__TASK DESCRIPTION__. If you see a picture in the data below, omit it and copy the rest exactly.

__RECORD SET__.
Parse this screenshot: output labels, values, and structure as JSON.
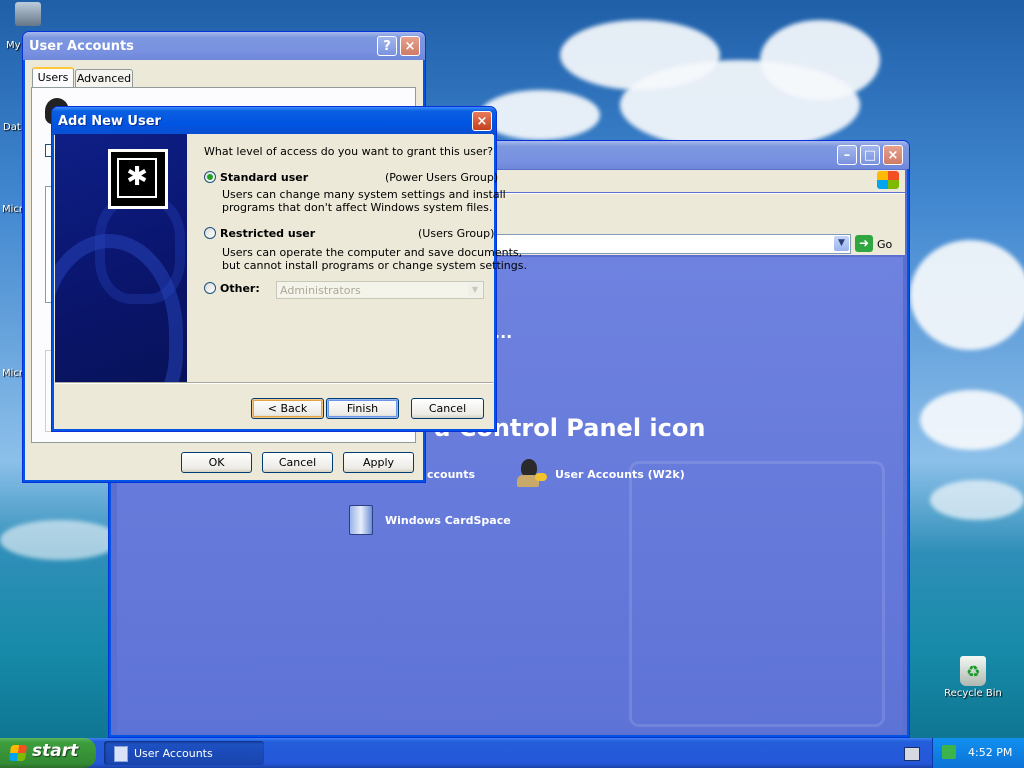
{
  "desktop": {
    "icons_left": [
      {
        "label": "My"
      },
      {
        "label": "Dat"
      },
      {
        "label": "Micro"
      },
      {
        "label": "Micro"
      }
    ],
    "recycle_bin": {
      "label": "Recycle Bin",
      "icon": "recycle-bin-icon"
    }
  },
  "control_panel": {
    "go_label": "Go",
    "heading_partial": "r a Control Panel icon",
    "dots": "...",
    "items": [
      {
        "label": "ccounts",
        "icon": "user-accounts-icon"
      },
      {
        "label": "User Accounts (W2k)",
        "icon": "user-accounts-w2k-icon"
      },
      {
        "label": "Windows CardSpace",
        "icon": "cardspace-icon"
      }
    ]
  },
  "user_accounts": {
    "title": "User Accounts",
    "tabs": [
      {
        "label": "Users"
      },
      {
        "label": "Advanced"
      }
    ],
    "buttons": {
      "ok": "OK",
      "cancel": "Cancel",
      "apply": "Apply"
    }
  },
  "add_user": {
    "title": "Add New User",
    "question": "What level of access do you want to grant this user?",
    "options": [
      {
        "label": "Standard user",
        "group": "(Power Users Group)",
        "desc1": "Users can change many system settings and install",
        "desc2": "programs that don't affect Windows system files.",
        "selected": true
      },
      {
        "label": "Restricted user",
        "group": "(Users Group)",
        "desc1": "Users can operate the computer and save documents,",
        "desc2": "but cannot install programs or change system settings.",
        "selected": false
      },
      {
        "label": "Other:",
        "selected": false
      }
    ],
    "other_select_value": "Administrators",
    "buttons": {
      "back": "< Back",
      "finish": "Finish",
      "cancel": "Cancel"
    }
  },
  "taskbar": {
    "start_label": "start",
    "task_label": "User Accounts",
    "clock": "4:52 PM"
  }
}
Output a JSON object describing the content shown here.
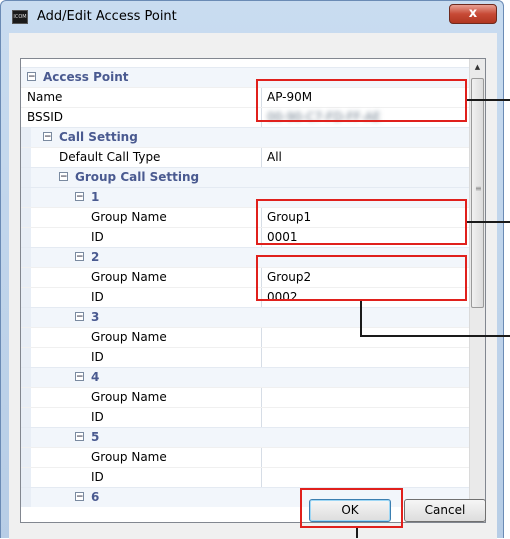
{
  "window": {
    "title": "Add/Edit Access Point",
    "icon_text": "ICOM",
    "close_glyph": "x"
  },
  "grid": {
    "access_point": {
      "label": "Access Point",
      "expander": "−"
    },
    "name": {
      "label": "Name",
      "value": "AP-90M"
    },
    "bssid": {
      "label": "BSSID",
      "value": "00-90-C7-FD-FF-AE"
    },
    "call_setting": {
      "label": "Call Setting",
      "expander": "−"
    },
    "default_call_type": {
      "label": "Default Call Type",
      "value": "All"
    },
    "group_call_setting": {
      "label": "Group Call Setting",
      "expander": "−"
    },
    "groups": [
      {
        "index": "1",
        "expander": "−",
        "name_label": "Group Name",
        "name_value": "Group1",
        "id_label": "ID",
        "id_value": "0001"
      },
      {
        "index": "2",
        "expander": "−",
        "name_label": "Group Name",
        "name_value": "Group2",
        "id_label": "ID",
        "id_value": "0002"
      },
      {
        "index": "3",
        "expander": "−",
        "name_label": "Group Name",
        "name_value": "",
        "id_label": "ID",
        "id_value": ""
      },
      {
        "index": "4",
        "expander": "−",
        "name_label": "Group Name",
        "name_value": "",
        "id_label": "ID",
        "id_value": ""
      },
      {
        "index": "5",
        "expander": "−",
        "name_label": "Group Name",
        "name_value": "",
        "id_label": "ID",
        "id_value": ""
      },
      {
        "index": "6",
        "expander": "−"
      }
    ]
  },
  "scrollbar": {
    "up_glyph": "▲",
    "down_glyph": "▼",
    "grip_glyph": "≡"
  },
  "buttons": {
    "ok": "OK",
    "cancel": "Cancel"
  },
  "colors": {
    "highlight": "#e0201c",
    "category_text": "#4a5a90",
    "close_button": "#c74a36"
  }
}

__REPLY__.
Parse this screenshot: output labels, values, and structure as JSON.
{
  "desktop": {
    "icons_left": [
      {
        "label": "My"
      },
      {
        "label": "Dat"
      },
      {
        "label": "Micro"
      },
      {
        "label": "Micro"
      }
    ],
    "recycle_bin": {
      "label": "Recycle Bin",
      "icon": "recycle-bin-icon"
    }
  },
  "control_panel": {
    "go_label": "Go",
    "heading_partial": "r a Control Panel icon",
    "dots": "...",
    "items": [
      {
        "label": "ccounts",
        "icon": "user-accounts-icon"
      },
      {
        "label": "User Accounts (W2k)",
        "icon": "user-accounts-w2k-icon"
      },
      {
        "label": "Windows CardSpace",
        "icon": "cardspace-icon"
      }
    ]
  },
  "user_accounts": {
    "title": "User Accounts",
    "tabs": [
      {
        "label": "Users"
      },
      {
        "label": "Advanced"
      }
    ],
    "buttons": {
      "ok": "OK",
      "cancel": "Cancel",
      "apply": "Apply"
    }
  },
  "add_user": {
    "title": "Add New User",
    "question": "What level of access do you want to grant this user?",
    "options": [
      {
        "label": "Standard user",
        "group": "(Power Users Group)",
        "desc1": "Users can change many system settings and install",
        "desc2": "programs that don't affect Windows system files.",
        "selected": true
      },
      {
        "label": "Restricted user",
        "group": "(Users Group)",
        "desc1": "Users can operate the computer and save documents,",
        "desc2": "but cannot install programs or change system settings.",
        "selected": false
      },
      {
        "label": "Other:",
        "selected": false
      }
    ],
    "other_select_value": "Administrators",
    "buttons": {
      "back": "< Back",
      "finish": "Finish",
      "cancel": "Cancel"
    }
  },
  "taskbar": {
    "start_label": "start",
    "task_label": "User Accounts",
    "clock": "4:52 PM"
  }
}
Output a JSON object describing the content shown here.
{
  "window": {
    "title": "Add/Edit Access Point",
    "icon_text": "ICOM",
    "close_glyph": "x"
  },
  "grid": {
    "access_point": {
      "label": "Access Point",
      "expander": "−"
    },
    "name": {
      "label": "Name",
      "value": "AP-90M"
    },
    "bssid": {
      "label": "BSSID",
      "value": "00-90-C7-FD-FF-AE"
    },
    "call_setting": {
      "label": "Call Setting",
      "expander": "−"
    },
    "default_call_type": {
      "label": "Default Call Type",
      "value": "All"
    },
    "group_call_setting": {
      "label": "Group Call Setting",
      "expander": "−"
    },
    "groups": [
      {
        "index": "1",
        "expander": "−",
        "name_label": "Group Name",
        "name_value": "Group1",
        "id_label": "ID",
        "id_value": "0001"
      },
      {
        "index": "2",
        "expander": "−",
        "name_label": "Group Name",
        "name_value": "Group2",
        "id_label": "ID",
        "id_value": "0002"
      },
      {
        "index": "3",
        "expander": "−",
        "name_label": "Group Name",
        "name_value": "",
        "id_label": "ID",
        "id_value": ""
      },
      {
        "index": "4",
        "expander": "−",
        "name_label": "Group Name",
        "name_value": "",
        "id_label": "ID",
        "id_value": ""
      },
      {
        "index": "5",
        "expander": "−",
        "name_label": "Group Name",
        "name_value": "",
        "id_label": "ID",
        "id_value": ""
      },
      {
        "index": "6",
        "expander": "−"
      }
    ]
  },
  "scrollbar": {
    "up_glyph": "▲",
    "down_glyph": "▼",
    "grip_glyph": "≡"
  },
  "buttons": {
    "ok": "OK",
    "cancel": "Cancel"
  },
  "colors": {
    "highlight": "#e0201c",
    "category_text": "#4a5a90",
    "close_button": "#c74a36"
  }
}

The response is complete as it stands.